David attributes her intervention to God saving all of Nabals men from slaughter.

Then in a convenient and literal Deus ex machina twist Nabal dies of a mysterious disease, which is also attributed to God. So, happy ending, David gets to marry Abigail, after she has demonstrated her worth, without a corrupting slaughter. 

Yet. But his tendency towards lust and abuse of power has been foreshadowed.

And the narrative coolly notes that David married another wife as well, and that Saul traded his first wife Michal off to another king (remember her… She engineered his escape from the palace a few chapters ago).  A reality faceslap worthy of Jane Austen, just when you were feeling all romantic. 

A woman, Abigail, is the hero and voice of God in this story, but their lives, even the daughters of kings, pretty much sucked.

1 Samuel 24

Classic story of grace. David gets Saul cornered when he wanderers into the caves they were hiding out in. But he won’t kill him and Saul walks free.

David has the opportunity to talk with Saul and explains that he won’t act against him as the lord’s anointed.

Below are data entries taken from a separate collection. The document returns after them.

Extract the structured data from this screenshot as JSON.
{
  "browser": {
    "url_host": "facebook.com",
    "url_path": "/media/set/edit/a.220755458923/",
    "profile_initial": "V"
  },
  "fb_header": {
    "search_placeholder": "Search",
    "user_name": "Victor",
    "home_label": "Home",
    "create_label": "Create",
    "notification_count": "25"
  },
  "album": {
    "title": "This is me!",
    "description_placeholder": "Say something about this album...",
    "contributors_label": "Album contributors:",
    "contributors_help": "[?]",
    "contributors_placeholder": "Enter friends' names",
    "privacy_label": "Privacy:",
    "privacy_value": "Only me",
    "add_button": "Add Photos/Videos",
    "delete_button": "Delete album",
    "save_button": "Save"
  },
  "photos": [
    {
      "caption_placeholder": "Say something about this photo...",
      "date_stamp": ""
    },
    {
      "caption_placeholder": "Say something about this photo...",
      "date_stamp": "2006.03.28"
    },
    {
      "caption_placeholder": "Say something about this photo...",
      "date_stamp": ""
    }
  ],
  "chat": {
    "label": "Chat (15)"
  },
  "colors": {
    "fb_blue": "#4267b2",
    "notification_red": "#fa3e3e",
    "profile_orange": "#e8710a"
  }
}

Saul is shamed and promises to stop attacking David if David just agrees not to obliterate his line.

Saul appears, at least here, to be as jonathan said in the last chapter. Ultimately he accepts that God is in charge and can make David king. 

David does not have what Donald trump would call a winning temperament. He doesn’t hit back twice as hard when hit. What he displays here is a profoundly godly temperament. His behaviour has nothing to do with his own victory or power and everything to do with god’s.

It’s refreshing. It’s like learning to believe in good again, truth will out, fair play will triumph. 

With a wave of backlash around the world, the gospel of putting yourself first, this is a prayer I suddenly want to pray with passion.

1 Samuel 23

Complicated time in Israel’s history, Saul and David are conducting a civil war with constant breaks for international war against the philistines.

David has learned his lesson about involving people in his fight against Saul. He takes a side quest to save a city from the philistines. he then leaves the city before Saul can come and start killing the inhabitants for associating with him. 

David’s group, on the run, is nearly encircled by Saul’s forces, but Saul is called away to yet another philistine aggression.

This while episode is about Saul’s refusal to accept god’s will if it means losing earthly power. Saul struggles to find David, but Jonathan, who shares in god’s grace with David, is mysteriously able to visit him at will. He reports that Saul knows David will inevitably be king. 

I was struck with David’s easy relationship with God. He talks conversationally with him, and also consults a priest to discern the will of God. I’m puzzled by the varying methods. But the message is clear: god is with David, every step. 

Saul praises god when a city informs on David’s whereabouts during the manhunt: both sides of a war always claim God. 

But Saul’s quest is defiant, his religion empty and self serving.

1 Samuel 22

So David goes into full fugitive mode, taking his parents away to a safe haven in another country, and returning to Israel to hide out in a cave. 

Saul in full murderous paranoid mode tracks down the priests who gave David bread in the last chapter. The lie he told them disguising his falling out with the king does not wash and the king has them killed for supporting David. 

One son of the priest escapes and makes it to David who is full of regret that his lie and contact with the priest caused the deaths of the priest’s whole family. 

A rebel army of those who have an issue with the king collect around David. A rag tag army of 400. 

It’s him or Saul. 

And Saul already knows it will be David. Samuel told him chapters ago. All this murderous rage is in defiance of God.

David thought he needed to lie to live out god’s destiny. Not so. We’ll never know what would have happened if he’d not lied to the priest, but surely god is strong enough to have protected his anointed, and David would not have had the priest’s blood on his hands. 

Saul should have known that his defiance of God was futile, but shouldn’t we all, shouldn’t we all.

God’s will is done despite our faithlessness. Our task is to accept it.